Is it Worth it to Get Dental Crowns?
When you’re considering any dental procedure or device, you need to know the risks, and weigh them against the benefits. The choice of whether or not to have a dental procedure is very personal, and every person will make their choice differently. Here, we’ll discuss the major risks and benefits of getting a dental crown. If you want to learn more about what the procedure and the recovery are like, please visit Dental Crowns: the Procedure and Recovery.
Please note that this page is for informational purposes only, and is not a substitute for qualified, individualized medical advice. You should discuss your potential dental procedure with your own dentist.
Any procedure has risks, and they should be carefully weighed before you decide to proceed. With a dental crown, many people will experience tooth sensitivity following the placement. The tooth may be sensitive to hot and cold, or to biting or other pressure. The sensitivity often goes away after several weeks, but in some cases it may be permanent.
There is removal of tooth structure, possibly including healthy tooth tissue, in order to place the crown. This permanently alters the tooth, and it will not be able to function without a crown again. If the crown breaks or is damaged, a new crown will need to be placed. Crowns are not intended to last forever; while the amount of time it lasts depends on the type of crown you choose, your crown will eventually need to be replaced, possibly multiple times in your lifetime.

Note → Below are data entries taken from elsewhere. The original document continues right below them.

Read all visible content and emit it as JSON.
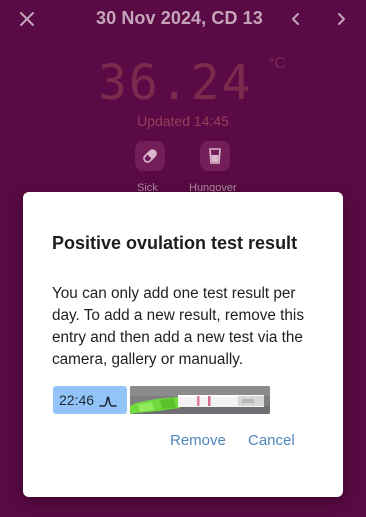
{
  "header": {
    "title": "30 Nov 2024, CD 13"
  },
  "background": {
    "temperature": "36.24",
    "unit": "°C",
    "updated": "Updated 14:45",
    "tags": [
      {
        "label": "Sick",
        "icon": "pill-icon"
      },
      {
        "label": "Hungover",
        "icon": "glass-icon"
      }
    ]
  },
  "dialog": {
    "title": "Positive ovulation test result",
    "body": "You can only add one test result per day. To add a new result, remove this entry and then add a new test via the camera, gallery or manually.",
    "result_time": "22:46",
    "result_icon": "peak-icon",
    "remove_label": "Remove",
    "cancel_label": "Cancel"
  },
  "colors": {
    "backdrop": "#5a0a44",
    "accent_link": "#4f86bd",
    "result_pill": "#92c4f7"
  }
}
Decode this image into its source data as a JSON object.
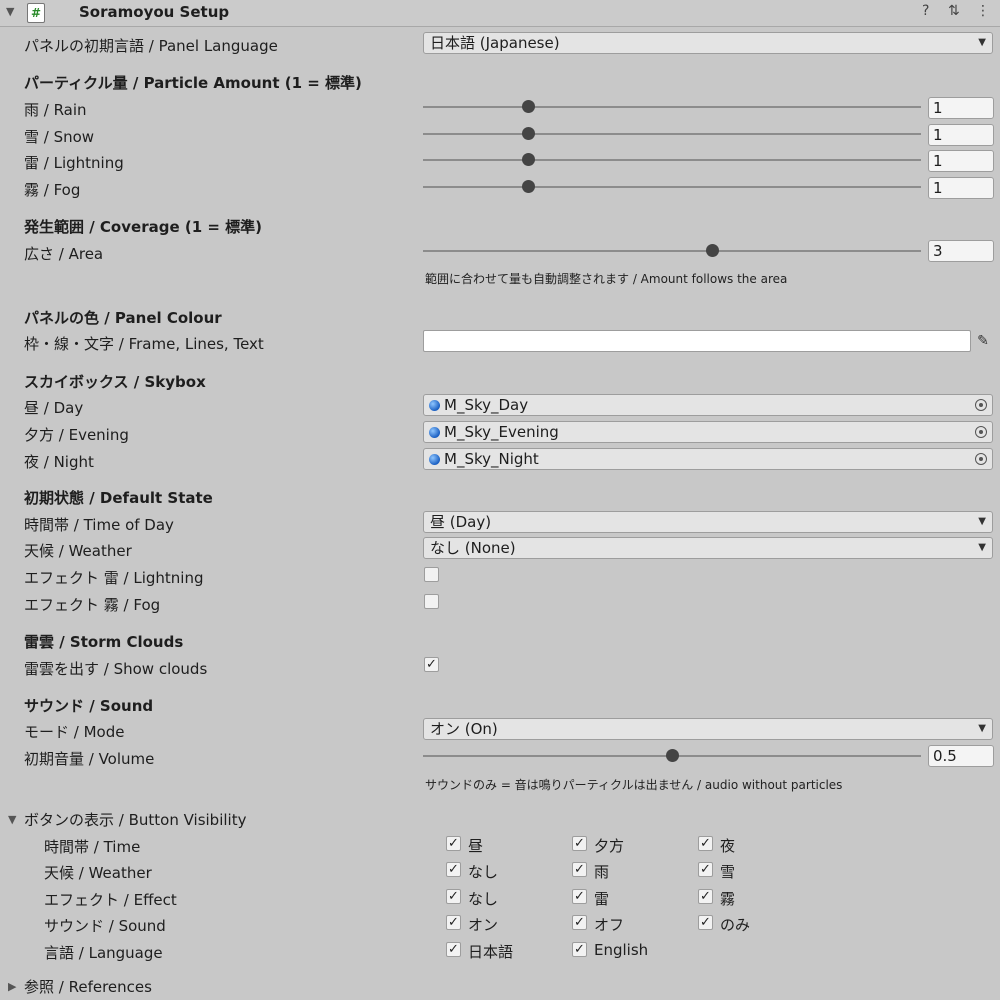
{
  "header": {
    "title": "Soramoyou Setup",
    "script_glyph": "#",
    "fold_glyph": "▼",
    "icons": [
      "help-icon",
      "preset-icon",
      "kebab-menu-icon"
    ],
    "help_glyph": "?",
    "preset_glyph": "⇅",
    "menu_glyph": "⋮"
  },
  "panel_language": {
    "label": "パネルの初期言語 / Panel Language",
    "value": "日本語 (Japanese)"
  },
  "particle": {
    "heading": "パーティクル量 / Particle Amount  (1 = 標準)",
    "rows": [
      {
        "label": "雨 / Rain",
        "value": "1",
        "slider_fraction": 0.21
      },
      {
        "label": "雪 / Snow",
        "value": "1",
        "slider_fraction": 0.21
      },
      {
        "label": "雷 / Lightning",
        "value": "1",
        "slider_fraction": 0.21
      },
      {
        "label": "霧 / Fog",
        "value": "1",
        "slider_fraction": 0.21
      }
    ]
  },
  "coverage": {
    "heading": "発生範囲 / Coverage  (1 = 標準)",
    "area_label": "広さ / Area",
    "area_value": "3",
    "area_slider_fraction": 0.58,
    "hint": "範囲に合わせて量も自動調整されます / Amount follows the area"
  },
  "panel_colour": {
    "heading": "パネルの色 / Panel Colour",
    "label": "枠・線・文字 / Frame, Lines, Text",
    "color": "#ffffff"
  },
  "skybox": {
    "heading": "スカイボックス / Skybox",
    "rows": [
      {
        "label": "昼 / Day",
        "value": "M_Sky_Day"
      },
      {
        "label": "夕方 / Evening",
        "value": "M_Sky_Evening"
      },
      {
        "label": "夜 / Night",
        "value": "M_Sky_Night"
      }
    ]
  },
  "default_state": {
    "heading": "初期状態 / Default State",
    "time_label": "時間帯 / Time of Day",
    "time_value": "昼 (Day)",
    "weather_label": "天候 / Weather",
    "weather_value": "なし (None)",
    "lightning_label": "エフェクト 雷 / Lightning",
    "lightning_checked": false,
    "fog_label": "エフェクト 霧 / Fog",
    "fog_checked": false
  },
  "storm": {
    "heading": "雷雲 / Storm Clouds",
    "label": "雷雲を出す / Show clouds",
    "checked": true
  },
  "sound": {
    "heading": "サウンド / Sound",
    "mode_label": "モード / Mode",
    "mode_value": "オン (On)",
    "volume_label": "初期音量 / Volume",
    "volume_value": "0.5",
    "volume_slider_fraction": 0.5,
    "hint": "サウンドのみ = 音は鳴りパーティクルは出ません / audio without particles"
  },
  "button_visibility": {
    "heading": "ボタンの表示 / Button Visibility",
    "rows": [
      {
        "label": "時間帯 / Time",
        "options": [
          "昼",
          "夕方",
          "夜"
        ]
      },
      {
        "label": "天候 / Weather",
        "options": [
          "なし",
          "雨",
          "雪"
        ]
      },
      {
        "label": "エフェクト / Effect",
        "options": [
          "なし",
          "雷",
          "霧"
        ]
      },
      {
        "label": "サウンド / Sound",
        "options": [
          "オン",
          "オフ",
          "のみ"
        ]
      },
      {
        "label": "言語 / Language",
        "options": [
          "日本語",
          "English"
        ]
      }
    ],
    "check_glyph": "✓"
  },
  "references": {
    "heading": "参照 / References"
  },
  "glyphs": {
    "dropdown_arrow": "▼",
    "fold_open": "▼",
    "fold_closed": "▶",
    "eyedropper": "✎",
    "check": "✓"
  }
}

Other risks are related to the placement of the crown. If decayed tooth tissue is not adequately removed prior to crown placement, or if bacteria are trapped under the crown, then the tooth below the crown will decay. When the enamel is removed to place the crown, if it’s made too thin or perforated, there may be damage to the nerve inside the tooth; a root canal may be necessary if this happens. If the crown is not shaped properly, then the crown may lead to problems with the alignment of the bite, possibly causing jaw problems such as TMJ. All of these risks can be reduced by carefully choosing a good dentist.
There could be several reasons for choosing a dental crown. If a tooth has been damaged (for instance, the tooth has broken, or has been damaged during a root canal), then a crown can be used to restore the tooth’s appearance and functionality. It may provide an alternative to extracting a tooth with severe damage. If one tooth is much different in size or shape than the others, then the bite may be misaligned, potentially causing jaw problems; crowning that tooth may be able to correct the bite. A crown may also be used on top of a dental implant, as an artificial tooth; in this case, the benefit would be the replacement of the missing tooth.
A crown may also be used for purely aesthetic reasons. For instance, a tooth that’s discolored, misshapen, too small, chipped or cracked may be unattractive and causing the confidence problems of an imperfect smile. A crown can enhance the smile by fixing that tooth. While it’s possible to crown every tooth in order to get a whiter and more even smile, veneers would likely be a better choice for most people in that situation; crowns are usually only chosen in situations where there are just one or a few teeth that need to be fixed.
The cost of a dental crown is around $500 to $3,000 per tooth, depending on the type of crown you choose. In some situations, insurance may cover part of this cost. The cost also varies between dentists and in different regions, so check with the dentist you’re considering to find out the exact price. For more detail, please visit our Dental Crowns Cost page.